GIVEN DATA -
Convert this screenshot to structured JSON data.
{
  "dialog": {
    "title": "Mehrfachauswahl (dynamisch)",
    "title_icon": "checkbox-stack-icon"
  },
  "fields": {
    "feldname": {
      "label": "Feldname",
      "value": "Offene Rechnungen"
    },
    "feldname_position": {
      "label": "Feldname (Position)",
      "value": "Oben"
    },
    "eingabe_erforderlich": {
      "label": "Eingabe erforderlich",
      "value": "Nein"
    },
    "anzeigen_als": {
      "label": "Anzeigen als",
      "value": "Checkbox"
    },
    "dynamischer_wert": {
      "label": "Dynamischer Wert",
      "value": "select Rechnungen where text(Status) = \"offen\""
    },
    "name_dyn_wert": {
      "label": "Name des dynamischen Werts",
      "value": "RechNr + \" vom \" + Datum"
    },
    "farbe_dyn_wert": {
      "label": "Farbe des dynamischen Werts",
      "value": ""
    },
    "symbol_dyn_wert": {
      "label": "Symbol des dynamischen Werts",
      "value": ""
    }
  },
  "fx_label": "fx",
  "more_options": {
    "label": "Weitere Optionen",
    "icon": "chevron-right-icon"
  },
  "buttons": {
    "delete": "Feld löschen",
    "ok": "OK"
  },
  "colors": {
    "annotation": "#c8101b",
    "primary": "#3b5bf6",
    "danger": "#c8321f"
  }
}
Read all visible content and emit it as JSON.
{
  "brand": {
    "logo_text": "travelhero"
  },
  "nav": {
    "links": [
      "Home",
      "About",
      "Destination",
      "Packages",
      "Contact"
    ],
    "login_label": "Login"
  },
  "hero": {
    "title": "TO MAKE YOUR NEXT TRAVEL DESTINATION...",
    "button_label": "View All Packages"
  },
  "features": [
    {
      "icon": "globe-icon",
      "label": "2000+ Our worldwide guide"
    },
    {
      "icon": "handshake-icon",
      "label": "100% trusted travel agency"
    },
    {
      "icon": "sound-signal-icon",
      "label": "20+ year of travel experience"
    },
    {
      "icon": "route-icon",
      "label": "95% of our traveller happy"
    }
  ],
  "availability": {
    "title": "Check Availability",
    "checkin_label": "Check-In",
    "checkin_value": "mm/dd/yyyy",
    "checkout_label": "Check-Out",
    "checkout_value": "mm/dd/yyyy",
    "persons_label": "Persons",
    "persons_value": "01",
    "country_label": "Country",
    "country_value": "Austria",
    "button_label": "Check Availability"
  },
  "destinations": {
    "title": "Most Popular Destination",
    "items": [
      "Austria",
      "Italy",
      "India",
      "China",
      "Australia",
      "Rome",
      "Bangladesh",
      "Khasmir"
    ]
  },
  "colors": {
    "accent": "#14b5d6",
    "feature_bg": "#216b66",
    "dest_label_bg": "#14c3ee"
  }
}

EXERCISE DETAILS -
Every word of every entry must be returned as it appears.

ANSWER -
Convert this screenshot to structured JSON data.
{
  "dialog": {
    "title": "Mehrfachauswahl (dynamisch)",
    "title_icon": "checkbox-stack-icon"
  },
  "fields": {
    "feldname": {
      "label": "Feldname",
      "value": "Offene Rechnungen"
    },
    "feldname_position": {
      "label": "Feldname (Position)",
      "value": "Oben"
    },
    "eingabe_erforderlich": {
      "label": "Eingabe erforderlich",
      "value": "Nein"
    },
    "anzeigen_als": {
      "label": "Anzeigen als",
      "value": "Checkbox"
    },
    "dynamischer_wert": {
      "label": "Dynamischer Wert",
      "value": "select Rechnungen where text(Status) = \"offen\""
    },
    "name_dyn_wert": {
      "label": "Name des dynamischen Werts",
      "value": "RechNr + \" vom \" + Datum"
    },
    "farbe_dyn_wert": {
      "label": "Farbe des dynamischen Werts",
      "value": ""
    },
    "symbol_dyn_wert": {
      "label": "Symbol des dynamischen Werts",
      "value": ""
    }
  },
  "fx_label": "fx",
  "more_options": {
    "label": "Weitere Optionen",
    "icon": "chevron-right-icon"
  },
  "buttons": {
    "delete": "Feld löschen",
    "ok": "OK"
  },
  "colors": {
    "annotation": "#c8101b",
    "primary": "#3b5bf6",
    "danger": "#c8321f"
  }
}
Read all visible content and emit it as JSON.
{
  "brand": {
    "logo_text": "travelhero"
  },
  "nav": {
    "links": [
      "Home",
      "About",
      "Destination",
      "Packages",
      "Contact"
    ],
    "login_label": "Login"
  },
  "hero": {
    "title": "TO MAKE YOUR NEXT TRAVEL DESTINATION...",
    "button_label": "View All Packages"
  },
  "features": [
    {
      "icon": "globe-icon",
      "label": "2000+ Our worldwide guide"
    },
    {
      "icon": "handshake-icon",
      "label": "100% trusted travel agency"
    },
    {
      "icon": "sound-signal-icon",
      "label": "20+ year of travel experience"
    },
    {
      "icon": "route-icon",
      "label": "95% of our traveller happy"
    }
  ],
  "availability": {
    "title": "Check Availability",
    "checkin_label": "Check-In",
    "checkin_value": "mm/dd/yyyy",
    "checkout_label": "Check-Out",
    "checkout_value": "mm/dd/yyyy",
    "persons_label": "Persons",
    "persons_value": "01",
    "country_label": "Country",
    "country_value": "Austria",
    "button_label": "Check Availability"
  },
  "destinations": {
    "title": "Most Popular Destination",
    "items": [
      "Austria",
      "Italy",
      "India",
      "China",
      "Australia",
      "Rome",
      "Bangladesh",
      "Khasmir"
    ]
  },
  "colors": {
    "accent": "#14b5d6",
    "feature_bg": "#216b66",
    "dest_label_bg": "#14c3ee"
  }
}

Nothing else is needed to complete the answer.